======== MATERIAL TO PROCESS ========
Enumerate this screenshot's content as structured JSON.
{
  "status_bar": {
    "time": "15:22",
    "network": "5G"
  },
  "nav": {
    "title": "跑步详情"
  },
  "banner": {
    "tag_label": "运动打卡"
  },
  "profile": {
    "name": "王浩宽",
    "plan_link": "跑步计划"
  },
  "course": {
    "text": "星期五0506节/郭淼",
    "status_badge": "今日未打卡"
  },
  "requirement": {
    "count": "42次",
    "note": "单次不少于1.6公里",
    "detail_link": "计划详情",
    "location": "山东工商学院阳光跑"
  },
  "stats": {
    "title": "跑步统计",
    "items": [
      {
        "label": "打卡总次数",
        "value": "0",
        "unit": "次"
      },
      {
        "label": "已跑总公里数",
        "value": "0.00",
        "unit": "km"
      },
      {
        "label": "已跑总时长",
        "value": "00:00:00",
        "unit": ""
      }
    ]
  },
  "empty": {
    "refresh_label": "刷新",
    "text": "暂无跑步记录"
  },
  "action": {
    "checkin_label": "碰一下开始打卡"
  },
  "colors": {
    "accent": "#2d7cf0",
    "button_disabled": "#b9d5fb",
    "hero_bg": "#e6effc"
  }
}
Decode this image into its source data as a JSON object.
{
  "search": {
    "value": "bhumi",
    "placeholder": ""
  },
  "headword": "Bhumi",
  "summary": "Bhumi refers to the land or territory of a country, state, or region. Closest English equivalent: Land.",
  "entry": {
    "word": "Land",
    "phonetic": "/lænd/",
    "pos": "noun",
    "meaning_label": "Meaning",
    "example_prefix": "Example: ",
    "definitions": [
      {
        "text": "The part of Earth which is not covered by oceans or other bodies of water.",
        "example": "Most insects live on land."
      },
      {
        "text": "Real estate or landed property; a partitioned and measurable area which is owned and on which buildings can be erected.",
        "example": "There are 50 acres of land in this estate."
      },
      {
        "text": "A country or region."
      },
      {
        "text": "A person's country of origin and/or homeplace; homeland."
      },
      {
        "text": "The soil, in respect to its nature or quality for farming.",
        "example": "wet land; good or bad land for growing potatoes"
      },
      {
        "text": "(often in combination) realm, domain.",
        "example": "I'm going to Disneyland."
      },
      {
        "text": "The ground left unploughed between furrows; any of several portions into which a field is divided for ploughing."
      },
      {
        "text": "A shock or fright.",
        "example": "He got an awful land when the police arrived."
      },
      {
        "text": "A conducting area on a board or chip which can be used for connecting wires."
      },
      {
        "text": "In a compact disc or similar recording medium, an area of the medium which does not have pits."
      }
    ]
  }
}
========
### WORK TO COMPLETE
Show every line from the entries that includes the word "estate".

### ANSWER BOX
        "text": "Real estate or landed property; a partitioned and measurable area which is owned and on which buildings can be erected.",
        "example": "There are 50 acres of land in this estate."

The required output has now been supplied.